"This new agreement with El Salvador is the latest in a long line of success for the Tropical Forest and Coral Reef Conservation Act. Since its enactment over 20 years ago, the act has been vital to helping countries in the region and across the globe both reduce their national debts and conserve vital ecosystems. Restructuring this amount of debt is significant for El Salvador, one of the most environmentally degraded and deforested countries in Latin America. It will provide critical resources for conservation and reforestation that are not currently available to the country's Ministry of Environment. We commend Sen. Portman for his continued leadership on this act and El Salvador and the Treasury Department for working together to secure this important win for nature and the region.” – Andrew Deutz, Director of Global Policy, Institutions and Conservation Finance, The Nature Conservancy.
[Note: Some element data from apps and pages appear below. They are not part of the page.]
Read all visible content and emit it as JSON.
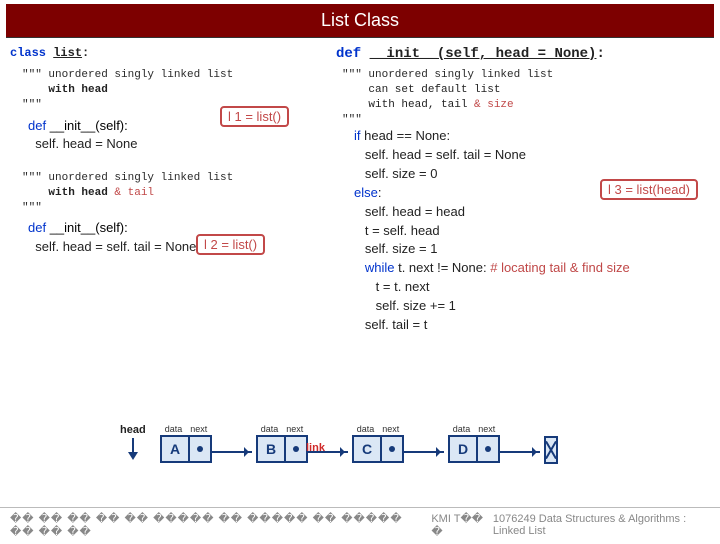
{
  "title": "List Class",
  "left": {
    "decl": {
      "kw": "class ",
      "name": "list",
      "suffix": ":"
    },
    "v1": {
      "doc_l1": "\"\"\" unordered singly linked list",
      "doc_l2": "with head",
      "doc_l3": "\"\"\"",
      "callout": "l 1 = list()",
      "def_kw": "def",
      "def_name": "__init__(self):",
      "body1": "self. head = None"
    },
    "v2": {
      "doc_l1": "\"\"\" unordered singly linked list",
      "doc_l2": "with head ",
      "doc_amp": "& tail",
      "doc_l3": "\"\"\"",
      "callout": "l 2 = list()",
      "def_kw": "def",
      "def_name": "__init__(self):",
      "body1": "self. head = self. tail = None"
    }
  },
  "right": {
    "def_line": {
      "kw": "def ",
      "name": "__init__(self, head = None)",
      "suffix": ":"
    },
    "doc_l1": "\"\"\" unordered singly linked list",
    "doc_l2": "can set default list",
    "doc_l3a": "with head, tail ",
    "doc_l3b": "& size",
    "doc_l4": "\"\"\"",
    "code": {
      "l1_kw": "if",
      "l1_rest": " head == None:",
      "l2": "self. head = self. tail = None",
      "l3": "self. size = 0",
      "l4_kw": "else",
      "l4_rest": ":",
      "l5": "self. head = head",
      "l6": "t = self. head",
      "l7": "self. size = 1",
      "l8_kw": "while",
      "l8_rest": " t. next != None:",
      "l8_comment": "   # locating tail & find size",
      "l9": "t = t. next",
      "l10": "self. size += 1",
      "l11": "self. tail = t"
    },
    "callout": "l 3 = list(head)"
  },
  "diagram": {
    "head_label": "head",
    "col_labels": {
      "data": "data",
      "next": "next"
    },
    "nodes": [
      "A",
      "B",
      "C",
      "D"
    ],
    "link_label": "link"
  },
  "footer": {
    "glyphs": "�� �� �� �� �� ����� �� ����� �� ����� �� �� ��",
    "mid": "KMI T�� �",
    "course": "1076249 Data Structures & Algorithms : Linked List"
  }
}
NOTE: Portman first introduced the TFCA as a member of the House of Representatives, and it was signed into law in 1998 (P.L. 105-214). Since its inception, this program has helped protect more than 67 million acres of tropical forests, which has preserved native wildlife and ecosystems and protected the environment by sequestering more than 55 million metric tons of carbon dioxide. In January 2019, President Trump signed into law legislation introduced by Senators Portman, Udall, Burr, Schatz, and Whitehouse to reauthorize the TFCA program for FY 2019 and FY 2020 and, for the first time, expand the program to include protection of coral reef ecosystems. Senator Portman led the introduction new legislation in February 2021 with Senators Coons, Burr, Schatz, and Whitehouse to reauthorize the program through FY 2026 at $20 million per year. Additionally, the FY 2021 spending bill (P.L. 116-260) provided $15 million for the program after Portman worked to secure $15 million in the FY 2020 spending bill (P.L. 116-93), which was used to finance this debt agreement with El Salvador.